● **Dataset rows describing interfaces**
*** Begin section ***
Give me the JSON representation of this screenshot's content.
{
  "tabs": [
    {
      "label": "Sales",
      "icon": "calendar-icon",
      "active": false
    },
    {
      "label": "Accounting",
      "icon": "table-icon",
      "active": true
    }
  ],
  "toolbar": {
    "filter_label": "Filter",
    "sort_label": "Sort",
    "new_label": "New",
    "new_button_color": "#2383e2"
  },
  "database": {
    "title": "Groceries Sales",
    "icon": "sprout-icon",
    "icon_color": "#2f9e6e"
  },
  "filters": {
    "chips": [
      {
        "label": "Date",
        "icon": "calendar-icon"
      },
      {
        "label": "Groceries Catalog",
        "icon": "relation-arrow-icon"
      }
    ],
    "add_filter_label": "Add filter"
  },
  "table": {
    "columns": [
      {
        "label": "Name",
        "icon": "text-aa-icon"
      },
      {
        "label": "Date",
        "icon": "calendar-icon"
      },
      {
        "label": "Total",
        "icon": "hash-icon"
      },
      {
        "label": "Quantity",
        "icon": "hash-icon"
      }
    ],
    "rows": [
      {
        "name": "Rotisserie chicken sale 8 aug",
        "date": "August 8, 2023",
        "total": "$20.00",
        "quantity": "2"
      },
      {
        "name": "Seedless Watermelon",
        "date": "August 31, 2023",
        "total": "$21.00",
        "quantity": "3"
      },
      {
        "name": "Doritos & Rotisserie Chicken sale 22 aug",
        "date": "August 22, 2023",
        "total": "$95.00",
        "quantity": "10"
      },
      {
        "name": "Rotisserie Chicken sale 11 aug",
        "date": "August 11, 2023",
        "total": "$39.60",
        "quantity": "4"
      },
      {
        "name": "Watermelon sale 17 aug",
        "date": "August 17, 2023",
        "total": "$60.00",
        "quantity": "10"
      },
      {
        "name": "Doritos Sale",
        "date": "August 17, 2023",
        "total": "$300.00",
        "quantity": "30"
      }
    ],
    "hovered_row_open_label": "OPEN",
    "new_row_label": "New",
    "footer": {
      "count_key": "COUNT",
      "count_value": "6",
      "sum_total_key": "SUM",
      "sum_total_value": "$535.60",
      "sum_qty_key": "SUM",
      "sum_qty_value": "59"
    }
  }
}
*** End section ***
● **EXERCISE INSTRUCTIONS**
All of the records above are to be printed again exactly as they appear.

● **TASK OUTPUT**
Give me the JSON representation of this screenshot's content.
{
  "tabs": [
    {
      "label": "Sales",
      "icon": "calendar-icon",
      "active": false
    },
    {
      "label": "Accounting",
      "icon": "table-icon",
      "active": true
    }
  ],
  "toolbar": {
    "filter_label": "Filter",
    "sort_label": "Sort",
    "new_label": "New",
    "new_button_color": "#2383e2"
  },
  "database": {
    "title": "Groceries Sales",
    "icon": "sprout-icon",
    "icon_color": "#2f9e6e"
  },
  "filters": {
    "chips": [
      {
        "label": "Date",
        "icon": "calendar-icon"
      },
      {
        "label": "Groceries Catalog",
        "icon": "relation-arrow-icon"
      }
    ],
    "add_filter_label": "Add filter"
  },
  "table": {
    "columns": [
      {
        "label": "Name",
        "icon": "text-aa-icon"
      },
      {
        "label": "Date",
        "icon": "calendar-icon"
      },
      {
        "label": "Total",
        "icon": "hash-icon"
      },
      {
        "label": "Quantity",
        "icon": "hash-icon"
      }
    ],
    "rows": [
      {
        "name": "Rotisserie chicken sale 8 aug",
        "date": "August 8, 2023",
        "total": "$20.00",
        "quantity": "2"
      },
      {
        "name": "Seedless Watermelon",
        "date": "August 31, 2023",
        "total": "$21.00",
        "quantity": "3"
      },
      {
        "name": "Doritos & Rotisserie Chicken sale 22 aug",
        "date": "August 22, 2023",
        "total": "$95.00",
        "quantity": "10"
      },
      {
        "name": "Rotisserie Chicken sale 11 aug",
        "date": "August 11, 2023",
        "total": "$39.60",
        "quantity": "4"
      },
      {
        "name": "Watermelon sale 17 aug",
        "date": "August 17, 2023",
        "total": "$60.00",
        "quantity": "10"
      },
      {
        "name": "Doritos Sale",
        "date": "August 17, 2023",
        "total": "$300.00",
        "quantity": "30"
      }
    ],
    "hovered_row_open_label": "OPEN",
    "new_row_label": "New",
    "footer": {
      "count_key": "COUNT",
      "count_value": "6",
      "sum_total_key": "SUM",
      "sum_total_value": "$535.60",
      "sum_qty_key": "SUM",
      "sum_qty_value": "59"
    }
  }
}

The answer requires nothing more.